How far can an observer expect to ‘see through’ the prevailing seeing levels (nominal seeing) during lunar observation?
A way to approach this question is to quantify data formulated by examining Lucky Imaging techniques and data combined with analysis of the differences in image acquisition frequencies between the human eye and the CCDs the Lucky Imaging Group at Cambridge University uses. They provide such detail on their extensive website.
The CCD enables them to see through prevailing seeing by a factor of five. It is due to the high recording frequency of the CCD imager, which operates at a frame rate of 100 Hrz or 1/100th second per frame captured.
The human eye is disadvantaged here with an acquisition, recognition, and cognitive minimum frequency of about 30hrz–IOW to absorb the information that a clearing in seeing provides, and it must be at least 1/30 of a second in length–a reduction of the ability of a CCD by a factor of three, which leaves the human eye’s ability to see through the prevailing seeing to be a positive factor of 1.6 vs. the factor of five of a CCD.
An examination of a few dozen observing reports and similar CCD images of various resolution subjects (lunar and multiple stars primarily) found that the data follows along with the 1.6 factor quite consistently. The results are in the following graph:

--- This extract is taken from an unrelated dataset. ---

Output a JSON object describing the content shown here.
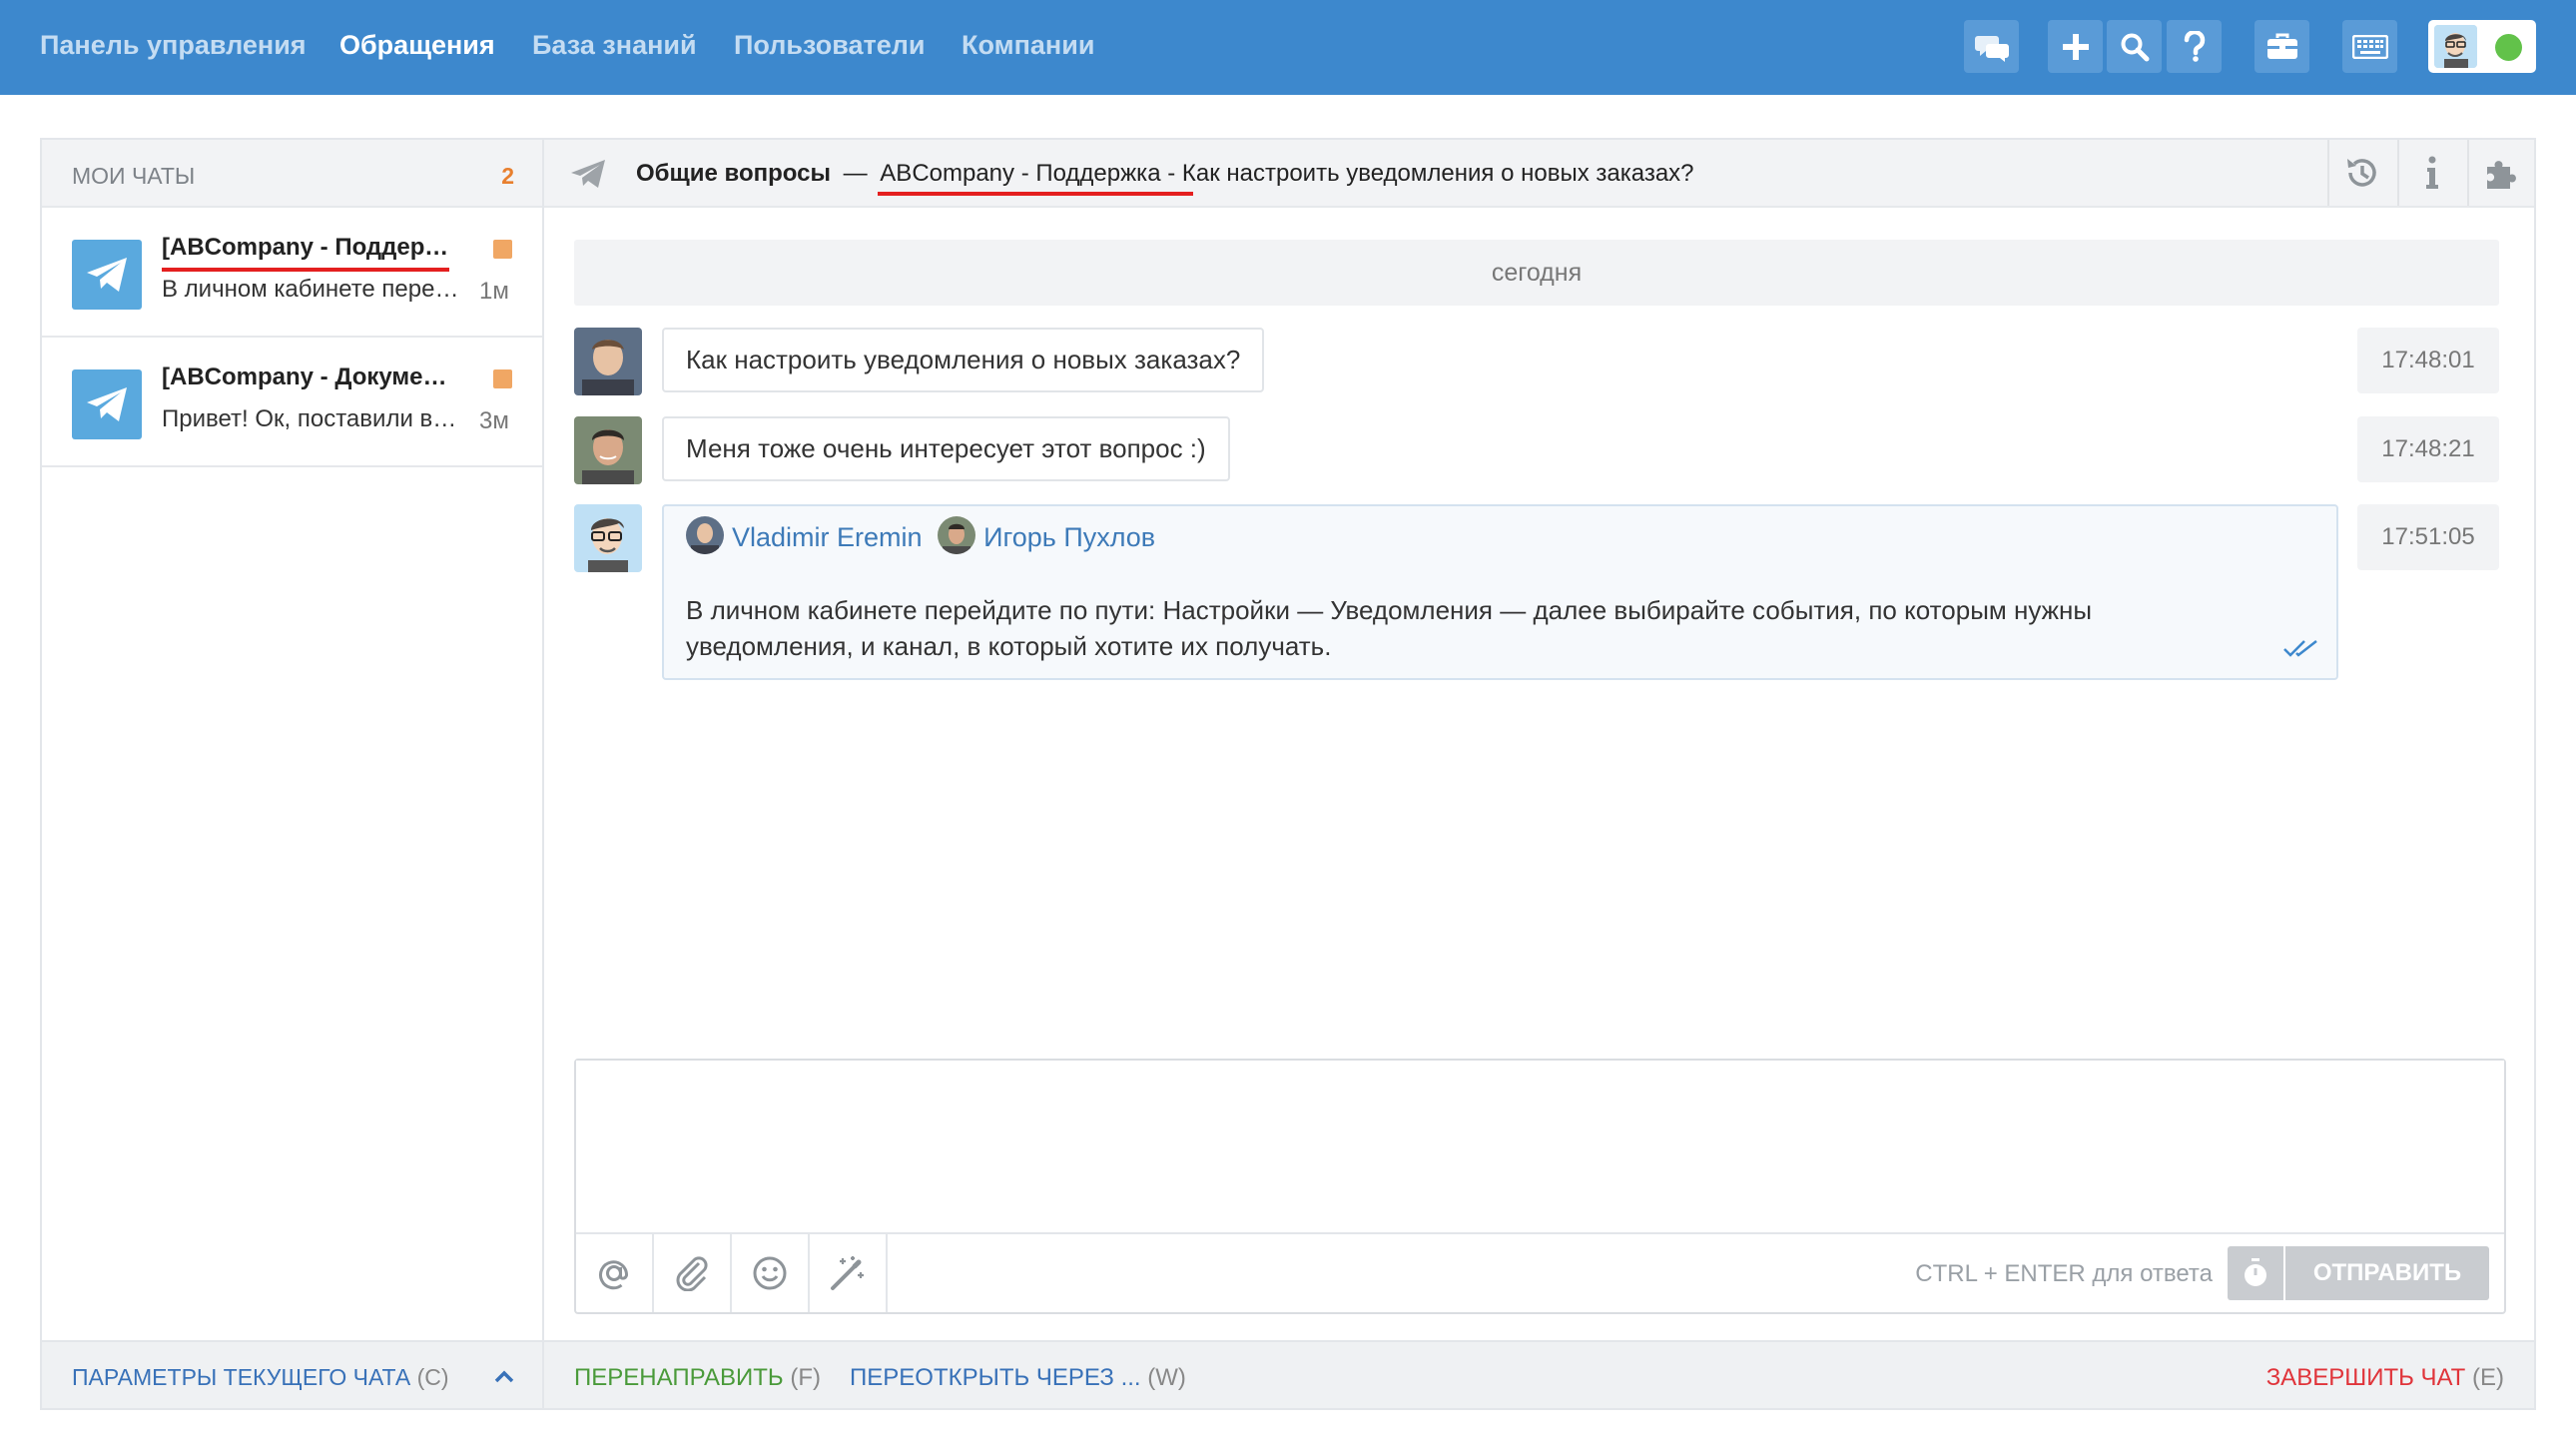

This Chart is Based upon the Following Assumptions:
- Best visual ‘seeing windows’ exceed nominal seeing by a factor of 1.6.
- Minimum separation necessary for visual differentiation is 180″ or 3 minutes of arc.
- Resolution per aperture based upon 140/aperture (mm); Raleigh’s Limit.
The Factor for Best Visual Window per Nominal Seeing was Calculated as Follows:
- Lucky Imaging data support an increase in resolution obtainable per nominal seeing by a factor of five.
- Since the CCD imagers used operate at a frequency of 100hrz (images obtained at 1/100th second intervals) and the human eye operates at approximately 50hrz threshold for flicker response and about 30 hrz (1/30th second minimum time to register a change in image), the human eye is therefore less sensitive to seeing windows than a CCD by a factor of three, leaving a remainder factor of 1.6 to nominal seeing levels.
- The next issue was to find a way I could objectively quantify my local seeing with some other method than measuring CCD star images as is done by professional observatories and some advanced amateurs.
The Moon provides a good setting for objective quantification as it offers a plethora of various sized measured objects with which to calibrate one’s resolution and thus one’s absolute seeing in arc-seconds. By establishing absolute (maximum ‘see through’ resolution) one can make a consistent estimate of the average seeing by using the next table:
So How is Your Seeing, Really?
For some comparisons, data were used from observatories (as seen below) that make an effort to measure and track their seeing.
- Cloudbait Observatory
40km W Pike’s Peak, CO,
winter seeing averages 4-5″arc, summer slightly better. (amateur)
- Van Vleck Observatory
median 2.5″arc (professional)
- High Energy Astro
2.8″arc seeing summer nominal. (amateur)
- Hume Observatory
Santa Rosa, CA Summer
nominal 3″ arc. (professional)
- Vedeler Obseervatory
nominal annual range 1.8-2.4″arc (amateur)
- Apache Point Observatory
Sacremento Peak, NM
nominal 1.5″arc (professional; see graph)
- Stony Ridge Observatory
Angeles National Forest, CA
2-3″arc nominal annual average. (advanced amateur)
- BTA telescope
Caucasus Mountains, Russia
annula 90%>1.5″arc seeing. (professional)
- MRO Observatory
Magdalena Mountains, SW Socorro, NM
reports 1″arc annual average (<1.0″ 49%; professional)
- NCO Lu-Lin Observatory
Yu-Shan National Park, China
1.39″arc nominal annual (professional)
- Keck Observatory
Mauna Kea, HI
0.55″arc median seeing. (Professional)
- Dome C, Antarctica
nominal 0.27″arc seeing (professional)
Less experienced observers may frequently overestimate their local seeing conditions.
The frequency of 1″arc seeing reported may not be aligned with the objective data, especially for suburban observing sites. The average seen here for urban locations is closer to > 2.0″ arc, probably around 3″arc, and may be more typical suburban seeing in the US generally.
What appears to be obvious is that it requires exceptional suburban seeing to realize the resolution potential of apertures larger than 8″.
Resolution, magnification, and contrast are the variables that determine a significant portion of the result, with “resolution” as the primary paradigm upon which lunar telescopic performance is based.
This information can be helpful as a guide to what size aperture is cost-effective for a given area.